**WHAT TO DO:**
Each entry below should be written out exactly as it is, with no pictures.

Component data from apps and pages
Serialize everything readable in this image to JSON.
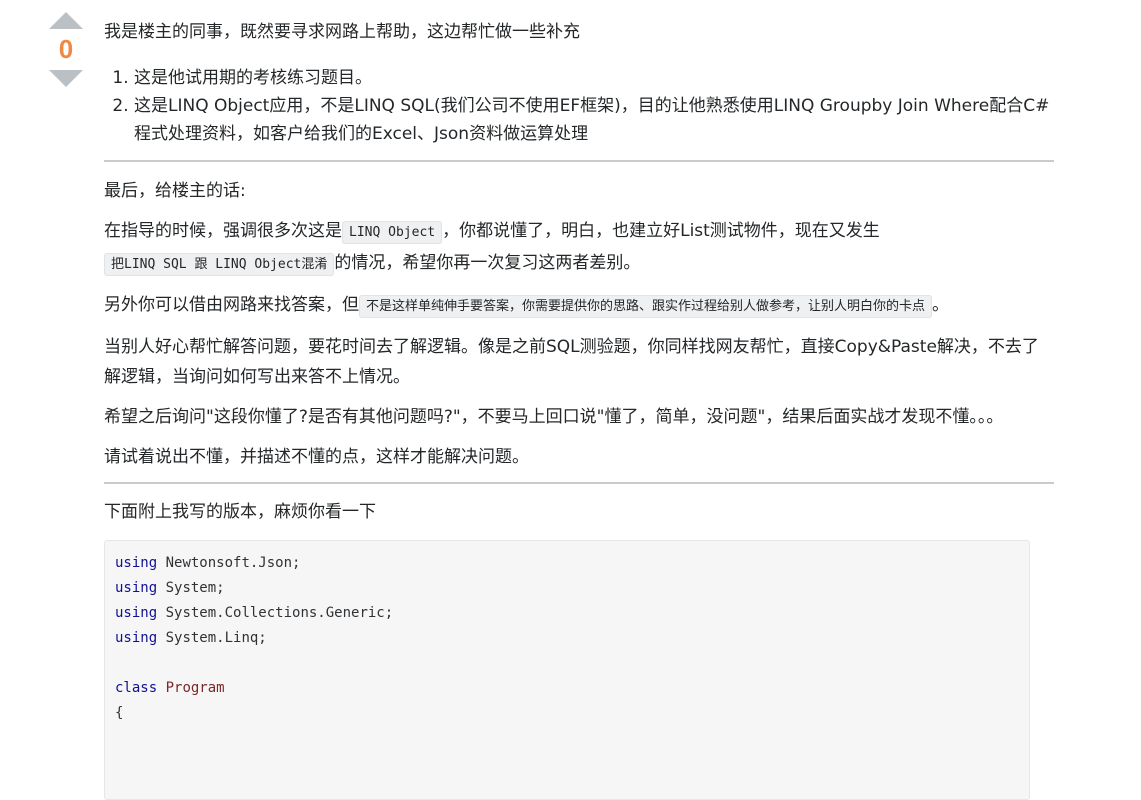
{
  "vote": {
    "score": "0"
  },
  "post": {
    "intro": "我是楼主的同事，既然要寻求网路上帮助，这边帮忙做一些补充",
    "list": [
      "这是他试用期的考核练习题目。",
      "这是LINQ Object应用，不是LINQ SQL(我们公司不使用EF框架)，目的让他熟悉使用LINQ Groupby Join Where配合C#程式处理资料，如客户给我们的Excel、Json资料做运算处理"
    ],
    "closing_heading": "最后，给楼主的话:",
    "p1": {
      "before": "在指导的时候，强调很多次这是",
      "code1": "LINQ Object",
      "middle": "，你都说懂了，明白，也建立好List测试物件，现在又发生",
      "code2": "把LINQ SQL 跟 LINQ Object混淆",
      "after": "的情况，希望你再一次复习这两者差别。"
    },
    "p2": {
      "before": "另外你可以借由网路来找答案，但",
      "code": "不是这样单纯伸手要答案，你需要提供你的思路、跟实作过程给别人做参考，让别人明白你的卡点",
      "after": "。"
    },
    "p3": "当别人好心帮忙解答问题，要花时间去了解逻辑。像是之前SQL测验题，你同样找网友帮忙，直接Copy&Paste解决，不去了解逻辑，当询问如何写出来答不上情况。",
    "p4": "希望之后询问\"这段你懂了?是否有其他问题吗?\"，不要马上回口说\"懂了，简单，没问题\"，结果后面实战才发现不懂。。。",
    "p5": "请试着说出不懂，并描述不懂的点，这样才能解决问题。",
    "attach": "下面附上我写的版本，麻烦你看一下",
    "code": {
      "kw_using": "using",
      "ns1": " Newtonsoft.Json;",
      "ns2": " System;",
      "ns3": " System.Collections.Generic;",
      "ns4": " System.Linq;",
      "kw_class": "class",
      "class_name": "Program",
      "brace": "{"
    }
  }
}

**FINISHED EXERCISE:**
Serialize everything readable in this image to JSON.
{
  "vote": {
    "score": "0"
  },
  "post": {
    "intro": "我是楼主的同事，既然要寻求网路上帮助，这边帮忙做一些补充",
    "list": [
      "这是他试用期的考核练习题目。",
      "这是LINQ Object应用，不是LINQ SQL(我们公司不使用EF框架)，目的让他熟悉使用LINQ Groupby Join Where配合C#程式处理资料，如客户给我们的Excel、Json资料做运算处理"
    ],
    "closing_heading": "最后，给楼主的话:",
    "p1": {
      "before": "在指导的时候，强调很多次这是",
      "code1": "LINQ Object",
      "middle": "，你都说懂了，明白，也建立好List测试物件，现在又发生",
      "code2": "把LINQ SQL 跟 LINQ Object混淆",
      "after": "的情况，希望你再一次复习这两者差别。"
    },
    "p2": {
      "before": "另外你可以借由网路来找答案，但",
      "code": "不是这样单纯伸手要答案，你需要提供你的思路、跟实作过程给别人做参考，让别人明白你的卡点",
      "after": "。"
    },
    "p3": "当别人好心帮忙解答问题，要花时间去了解逻辑。像是之前SQL测验题，你同样找网友帮忙，直接Copy&Paste解决，不去了解逻辑，当询问如何写出来答不上情况。",
    "p4": "希望之后询问\"这段你懂了?是否有其他问题吗?\"，不要马上回口说\"懂了，简单，没问题\"，结果后面实战才发现不懂。。。",
    "p5": "请试着说出不懂，并描述不懂的点，这样才能解决问题。",
    "attach": "下面附上我写的版本，麻烦你看一下",
    "code": {
      "kw_using": "using",
      "ns1": " Newtonsoft.Json;",
      "ns2": " System;",
      "ns3": " System.Collections.Generic;",
      "ns4": " System.Linq;",
      "kw_class": "class",
      "class_name": "Program",
      "brace": "{"
    }
  }
}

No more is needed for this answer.